Working the Kodak Zone: The Labor Relations of Race and Photography in the Philippine Cordilleras

Friday, January 4, 2019: 2:10 PM
Salon 7 (Palmer House Hilton)
Adrian De Leon, University of Toronto

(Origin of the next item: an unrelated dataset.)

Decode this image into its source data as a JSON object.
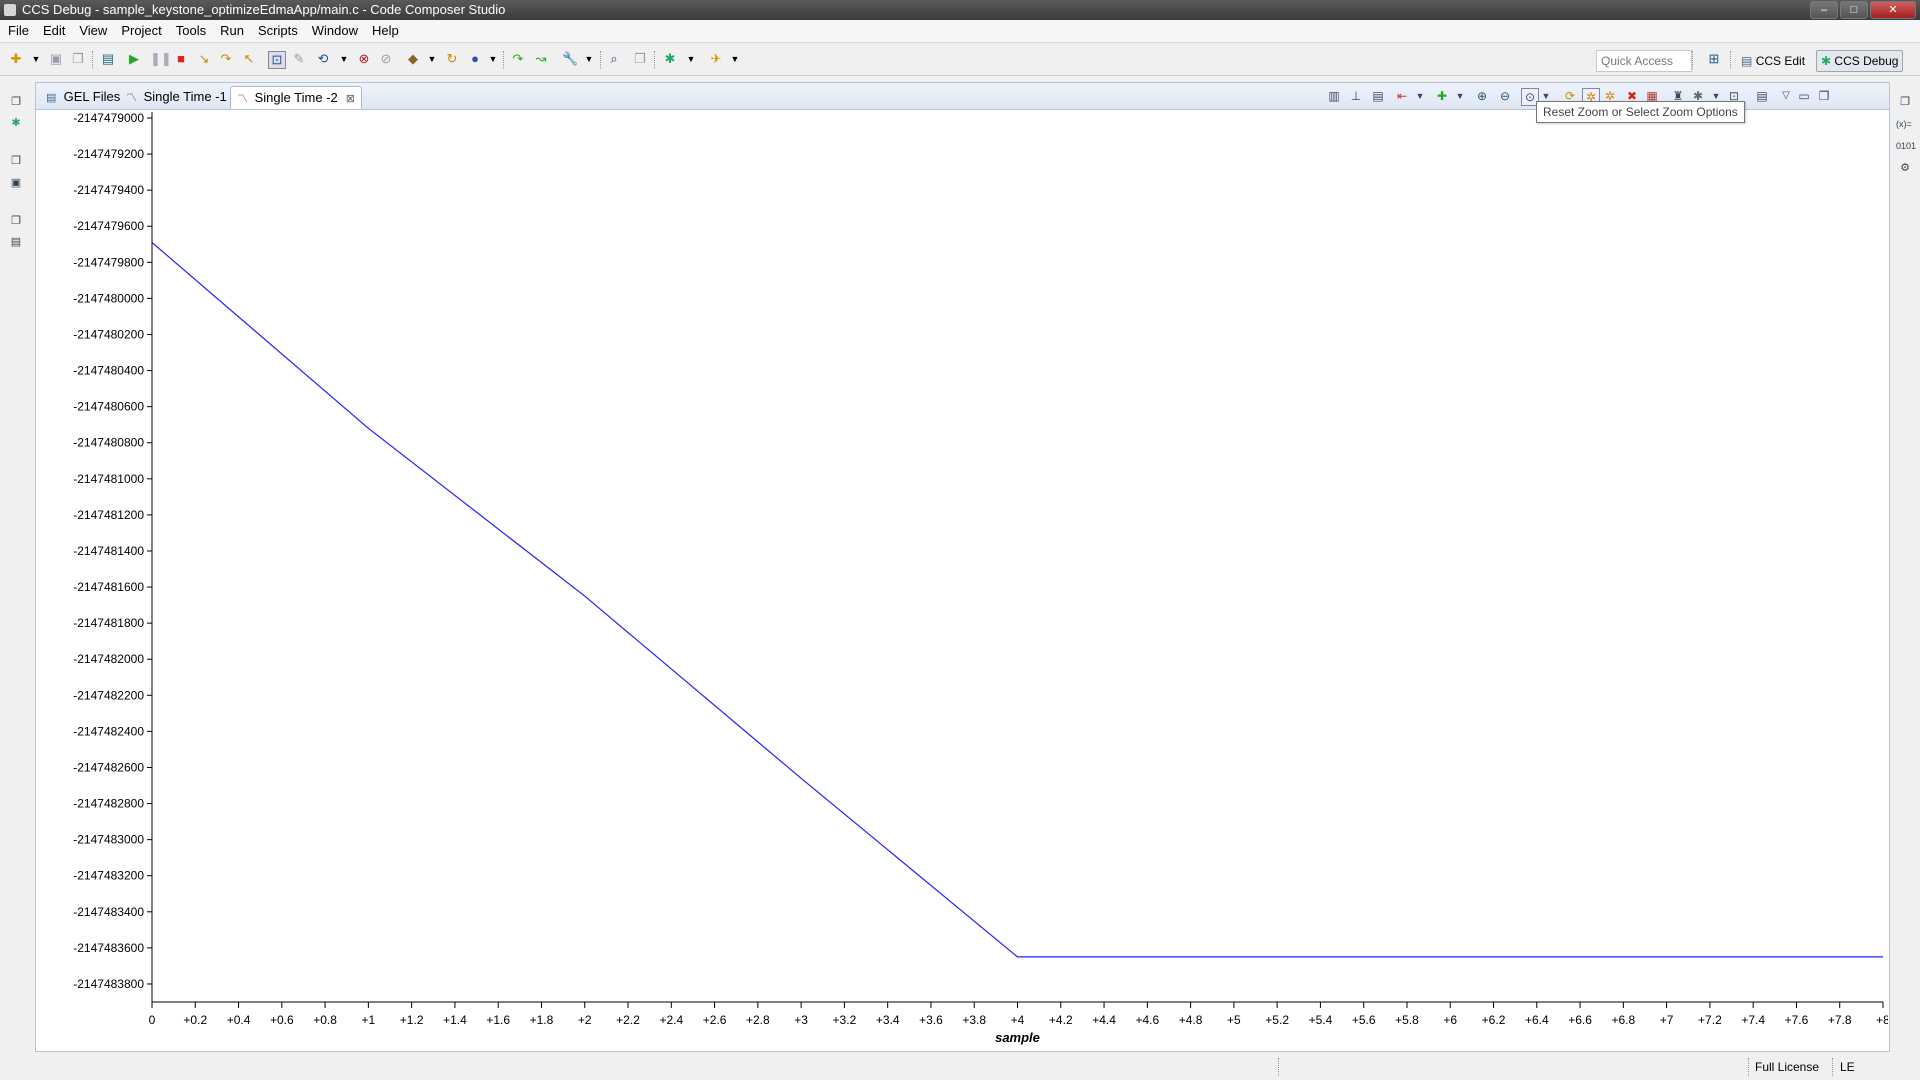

By conducting close readings of three photographs of dog cooking in the Philippine Cordilleras, this article posits new labor history frameworks through critical readings of photographs, their subjects, and their larger economies of production and circulation. It argues that the ethnological visuality of Spanish and American imperialisms in the mountains of Northern Luzon, which produced discourses of race and indigeneity for the purposes of colonial occupation and imperial politics, amounted to various labor relations between Cordillerans in front of the camera, Americans behind and around the camera, and global audiences in European and North American fair midways. What becomes known variously as the “industrious savage” or the “dog-eating Igorrote” at the turn of the twentieth century crystallized in part out of workers’ assertions to fair wages, good working conditions, and collective dignity.